Items from an interface collection:
○ ○ ○ ○ ○ ○ ○

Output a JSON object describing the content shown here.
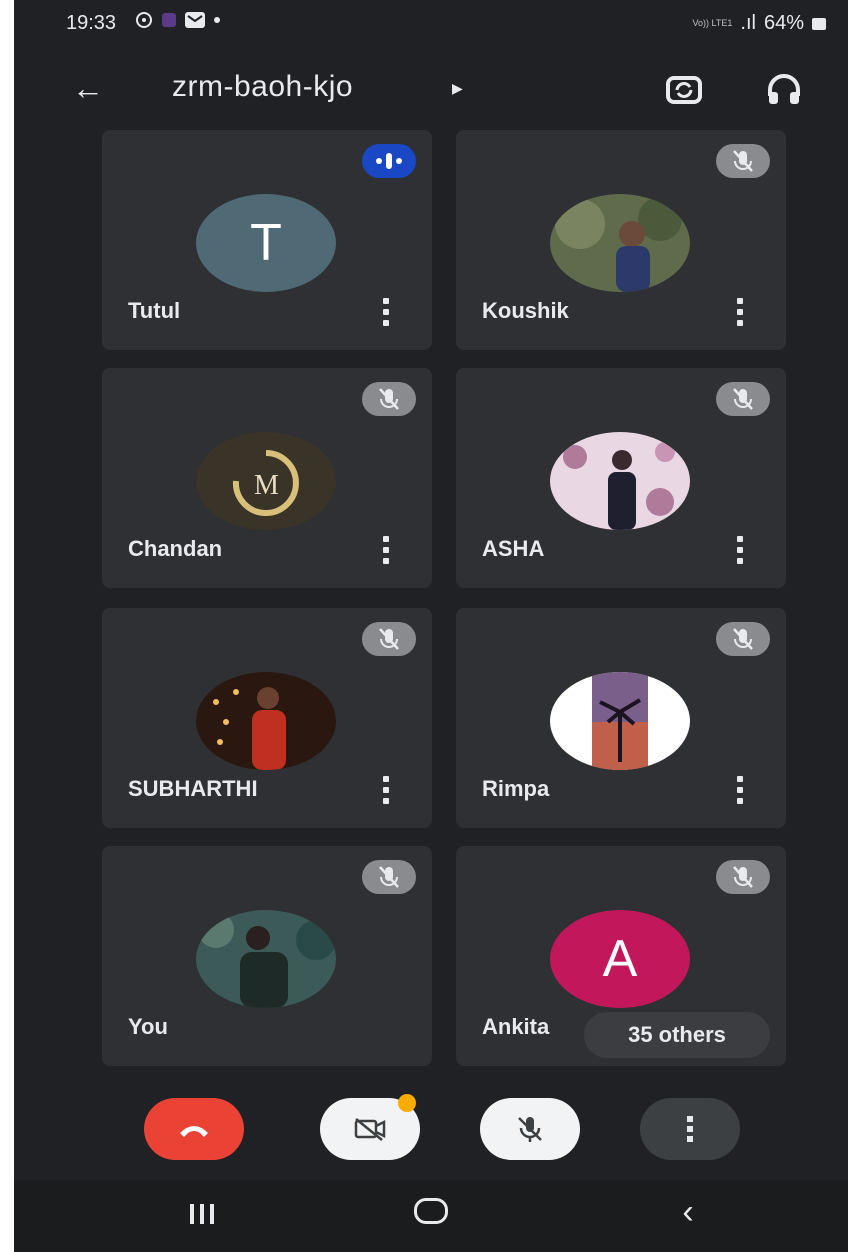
{
  "status_bar": {
    "time": "19:33",
    "network_label": "Vo)) LTE1",
    "signal_text": ".ıl",
    "battery": "64%"
  },
  "app_bar": {
    "meeting_code": "zrm-baoh-kjo",
    "back_icon": "arrow-left-icon",
    "switch_camera_icon": "switch-camera-icon",
    "audio_output_icon": "headphones-icon"
  },
  "participants": [
    {
      "name": "Tutul",
      "avatar_letter": "T",
      "avatar_color": "#4f6a74",
      "status": "speaking"
    },
    {
      "name": "Koushik",
      "avatar_color": "#5f6b4a",
      "status": "muted"
    },
    {
      "name": "Chandan",
      "avatar_color": "#3a3428",
      "status": "muted"
    },
    {
      "name": "ASHA",
      "avatar_color": "#b07a9a",
      "status": "muted"
    },
    {
      "name": "SUBHARTHI",
      "avatar_color": "#4a2418",
      "status": "muted"
    },
    {
      "name": "Rimpa",
      "avatar_color": "#7a5f6a",
      "status": "muted"
    },
    {
      "name": "You",
      "avatar_color": "#3b5a58",
      "status": "muted"
    },
    {
      "name": "Ankita",
      "avatar_letter": "A",
      "avatar_color": "#c2185b",
      "status": "muted"
    }
  ],
  "others_label": "35 others",
  "controls": {
    "end_call_icon": "phone-hangup-icon",
    "camera_icon": "camera-off-icon",
    "mic_icon": "mic-off-icon",
    "more_icon": "more-vert-icon"
  },
  "colors": {
    "background": "#202124",
    "tile": "#2f3033",
    "end_call": "#ea4335",
    "speaking": "#1a47c4"
  }
}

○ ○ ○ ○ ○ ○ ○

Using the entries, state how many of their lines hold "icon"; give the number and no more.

- Answer box
7